Aim of the task –
Exactly as it appears, restate the whole listing.

• • • • • • •

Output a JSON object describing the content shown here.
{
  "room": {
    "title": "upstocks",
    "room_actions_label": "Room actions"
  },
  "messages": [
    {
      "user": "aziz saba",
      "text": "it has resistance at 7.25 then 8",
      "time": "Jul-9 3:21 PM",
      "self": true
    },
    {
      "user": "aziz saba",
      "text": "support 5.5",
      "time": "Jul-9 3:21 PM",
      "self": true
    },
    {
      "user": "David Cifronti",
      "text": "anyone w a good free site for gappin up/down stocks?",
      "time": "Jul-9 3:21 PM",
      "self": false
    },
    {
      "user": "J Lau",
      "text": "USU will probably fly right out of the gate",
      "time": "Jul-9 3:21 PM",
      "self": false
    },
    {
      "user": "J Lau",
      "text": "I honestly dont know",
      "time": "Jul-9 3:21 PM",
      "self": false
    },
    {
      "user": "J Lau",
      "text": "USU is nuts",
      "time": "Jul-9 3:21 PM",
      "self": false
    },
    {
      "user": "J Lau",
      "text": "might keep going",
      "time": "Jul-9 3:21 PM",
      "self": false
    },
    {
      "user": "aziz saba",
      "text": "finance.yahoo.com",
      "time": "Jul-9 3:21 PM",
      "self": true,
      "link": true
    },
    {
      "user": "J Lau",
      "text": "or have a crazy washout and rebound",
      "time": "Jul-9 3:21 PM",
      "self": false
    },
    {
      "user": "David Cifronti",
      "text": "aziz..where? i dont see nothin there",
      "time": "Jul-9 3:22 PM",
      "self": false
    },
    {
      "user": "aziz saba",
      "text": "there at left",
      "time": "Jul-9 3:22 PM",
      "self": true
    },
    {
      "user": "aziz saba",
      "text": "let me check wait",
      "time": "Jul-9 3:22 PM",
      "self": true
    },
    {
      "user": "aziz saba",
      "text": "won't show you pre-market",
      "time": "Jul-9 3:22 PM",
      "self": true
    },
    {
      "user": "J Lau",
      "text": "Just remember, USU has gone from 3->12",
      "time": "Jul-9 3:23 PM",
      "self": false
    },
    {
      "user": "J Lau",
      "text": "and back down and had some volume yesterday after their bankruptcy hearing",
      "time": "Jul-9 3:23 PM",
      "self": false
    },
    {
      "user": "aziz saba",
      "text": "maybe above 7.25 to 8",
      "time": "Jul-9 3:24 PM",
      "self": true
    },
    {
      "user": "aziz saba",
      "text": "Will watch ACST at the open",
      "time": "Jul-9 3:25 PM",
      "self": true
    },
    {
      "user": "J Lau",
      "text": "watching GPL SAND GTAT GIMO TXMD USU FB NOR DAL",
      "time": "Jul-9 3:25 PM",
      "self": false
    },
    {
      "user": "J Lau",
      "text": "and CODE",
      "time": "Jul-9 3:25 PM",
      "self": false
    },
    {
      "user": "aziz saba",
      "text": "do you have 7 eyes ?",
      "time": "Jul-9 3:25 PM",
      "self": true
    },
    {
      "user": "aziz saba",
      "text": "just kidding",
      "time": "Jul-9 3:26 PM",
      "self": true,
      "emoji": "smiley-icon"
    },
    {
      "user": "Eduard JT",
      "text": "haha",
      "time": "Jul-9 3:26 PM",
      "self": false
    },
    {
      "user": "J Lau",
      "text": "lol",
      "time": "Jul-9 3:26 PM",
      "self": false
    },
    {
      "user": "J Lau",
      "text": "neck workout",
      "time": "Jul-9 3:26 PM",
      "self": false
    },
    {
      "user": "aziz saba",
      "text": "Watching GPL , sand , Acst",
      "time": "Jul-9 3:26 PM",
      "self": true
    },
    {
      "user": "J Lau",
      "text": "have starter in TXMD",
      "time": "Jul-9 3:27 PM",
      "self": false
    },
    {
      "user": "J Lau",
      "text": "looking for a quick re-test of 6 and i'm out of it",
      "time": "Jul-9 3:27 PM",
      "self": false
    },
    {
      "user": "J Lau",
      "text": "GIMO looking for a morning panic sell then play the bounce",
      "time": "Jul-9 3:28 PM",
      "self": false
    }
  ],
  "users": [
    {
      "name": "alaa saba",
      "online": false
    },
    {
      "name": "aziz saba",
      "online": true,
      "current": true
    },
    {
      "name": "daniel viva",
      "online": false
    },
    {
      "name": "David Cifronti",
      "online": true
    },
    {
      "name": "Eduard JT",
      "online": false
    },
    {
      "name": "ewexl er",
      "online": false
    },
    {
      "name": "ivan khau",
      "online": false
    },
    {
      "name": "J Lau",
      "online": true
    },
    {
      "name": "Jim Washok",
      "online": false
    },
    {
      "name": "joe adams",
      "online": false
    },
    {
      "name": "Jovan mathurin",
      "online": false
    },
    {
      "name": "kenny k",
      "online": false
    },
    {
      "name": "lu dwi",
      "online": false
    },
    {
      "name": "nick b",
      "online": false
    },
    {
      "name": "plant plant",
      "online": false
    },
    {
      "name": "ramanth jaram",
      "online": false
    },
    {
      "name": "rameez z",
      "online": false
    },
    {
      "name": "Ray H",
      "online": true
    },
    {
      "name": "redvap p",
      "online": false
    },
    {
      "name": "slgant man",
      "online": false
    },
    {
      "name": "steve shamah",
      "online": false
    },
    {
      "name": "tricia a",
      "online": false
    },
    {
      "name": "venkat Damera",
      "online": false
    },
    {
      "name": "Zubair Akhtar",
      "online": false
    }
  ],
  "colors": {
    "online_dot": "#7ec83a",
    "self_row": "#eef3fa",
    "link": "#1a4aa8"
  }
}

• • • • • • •

Your solution –
Output a JSON object describing the content shown here.
{
  "room": {
    "title": "upstocks",
    "room_actions_label": "Room actions"
  },
  "messages": [
    {
      "user": "aziz saba",
      "text": "it has resistance at 7.25 then 8",
      "time": "Jul-9 3:21 PM",
      "self": true
    },
    {
      "user": "aziz saba",
      "text": "support 5.5",
      "time": "Jul-9 3:21 PM",
      "self": true
    },
    {
      "user": "David Cifronti",
      "text": "anyone w a good free site for gappin up/down stocks?",
      "time": "Jul-9 3:21 PM",
      "self": false
    },
    {
      "user": "J Lau",
      "text": "USU will probably fly right out of the gate",
      "time": "Jul-9 3:21 PM",
      "self": false
    },
    {
      "user": "J Lau",
      "text": "I honestly dont know",
      "time": "Jul-9 3:21 PM",
      "self": false
    },
    {
      "user": "J Lau",
      "text": "USU is nuts",
      "time": "Jul-9 3:21 PM",
      "self": false
    },
    {
      "user": "J Lau",
      "text": "might keep going",
      "time": "Jul-9 3:21 PM",
      "self": false
    },
    {
      "user": "aziz saba",
      "text": "finance.yahoo.com",
      "time": "Jul-9 3:21 PM",
      "self": true,
      "link": true
    },
    {
      "user": "J Lau",
      "text": "or have a crazy washout and rebound",
      "time": "Jul-9 3:21 PM",
      "self": false
    },
    {
      "user": "David Cifronti",
      "text": "aziz..where? i dont see nothin there",
      "time": "Jul-9 3:22 PM",
      "self": false
    },
    {
      "user": "aziz saba",
      "text": "there at left",
      "time": "Jul-9 3:22 PM",
      "self": true
    },
    {
      "user": "aziz saba",
      "text": "let me check wait",
      "time": "Jul-9 3:22 PM",
      "self": true
    },
    {
      "user": "aziz saba",
      "text": "won't show you pre-market",
      "time": "Jul-9 3:22 PM",
      "self": true
    },
    {
      "user": "J Lau",
      "text": "Just remember, USU has gone from 3->12",
      "time": "Jul-9 3:23 PM",
      "self": false
    },
    {
      "user": "J Lau",
      "text": "and back down and had some volume yesterday after their bankruptcy hearing",
      "time": "Jul-9 3:23 PM",
      "self": false
    },
    {
      "user": "aziz saba",
      "text": "maybe above 7.25 to 8",
      "time": "Jul-9 3:24 PM",
      "self": true
    },
    {
      "user": "aziz saba",
      "text": "Will watch ACST at the open",
      "time": "Jul-9 3:25 PM",
      "self": true
    },
    {
      "user": "J Lau",
      "text": "watching GPL SAND GTAT GIMO TXMD USU FB NOR DAL",
      "time": "Jul-9 3:25 PM",
      "self": false
    },
    {
      "user": "J Lau",
      "text": "and CODE",
      "time": "Jul-9 3:25 PM",
      "self": false
    },
    {
      "user": "aziz saba",
      "text": "do you have 7 eyes ?",
      "time": "Jul-9 3:25 PM",
      "self": true
    },
    {
      "user": "aziz saba",
      "text": "just kidding",
      "time": "Jul-9 3:26 PM",
      "self": true,
      "emoji": "smiley-icon"
    },
    {
      "user": "Eduard JT",
      "text": "haha",
      "time": "Jul-9 3:26 PM",
      "self": false
    },
    {
      "user": "J Lau",
      "text": "lol",
      "time": "Jul-9 3:26 PM",
      "self": false
    },
    {
      "user": "J Lau",
      "text": "neck workout",
      "time": "Jul-9 3:26 PM",
      "self": false
    },
    {
      "user": "aziz saba",
      "text": "Watching GPL , sand , Acst",
      "time": "Jul-9 3:26 PM",
      "self": true
    },
    {
      "user": "J Lau",
      "text": "have starter in TXMD",
      "time": "Jul-9 3:27 PM",
      "self": false
    },
    {
      "user": "J Lau",
      "text": "looking for a quick re-test of 6 and i'm out of it",
      "time": "Jul-9 3:27 PM",
      "self": false
    },
    {
      "user": "J Lau",
      "text": "GIMO looking for a morning panic sell then play the bounce",
      "time": "Jul-9 3:28 PM",
      "self": false
    }
  ],
  "users": [
    {
      "name": "alaa saba",
      "online": false
    },
    {
      "name": "aziz saba",
      "online": true,
      "current": true
    },
    {
      "name": "daniel viva",
      "online": false
    },
    {
      "name": "David Cifronti",
      "online": true
    },
    {
      "name": "Eduard JT",
      "online": false
    },
    {
      "name": "ewexl er",
      "online": false
    },
    {
      "name": "ivan khau",
      "online": false
    },
    {
      "name": "J Lau",
      "online": true
    },
    {
      "name": "Jim Washok",
      "online": false
    },
    {
      "name": "joe adams",
      "online": false
    },
    {
      "name": "Jovan mathurin",
      "online": false
    },
    {
      "name": "kenny k",
      "online": false
    },
    {
      "name": "lu dwi",
      "online": false
    },
    {
      "name": "nick b",
      "online": false
    },
    {
      "name": "plant plant",
      "online": false
    },
    {
      "name": "ramanth jaram",
      "online": false
    },
    {
      "name": "rameez z",
      "online": false
    },
    {
      "name": "Ray H",
      "online": true
    },
    {
      "name": "redvap p",
      "online": false
    },
    {
      "name": "slgant man",
      "online": false
    },
    {
      "name": "steve shamah",
      "online": false
    },
    {
      "name": "tricia a",
      "online": false
    },
    {
      "name": "venkat Damera",
      "online": false
    },
    {
      "name": "Zubair Akhtar",
      "online": false
    }
  ],
  "colors": {
    "online_dot": "#7ec83a",
    "self_row": "#eef3fa",
    "link": "#1a4aa8"
  }
}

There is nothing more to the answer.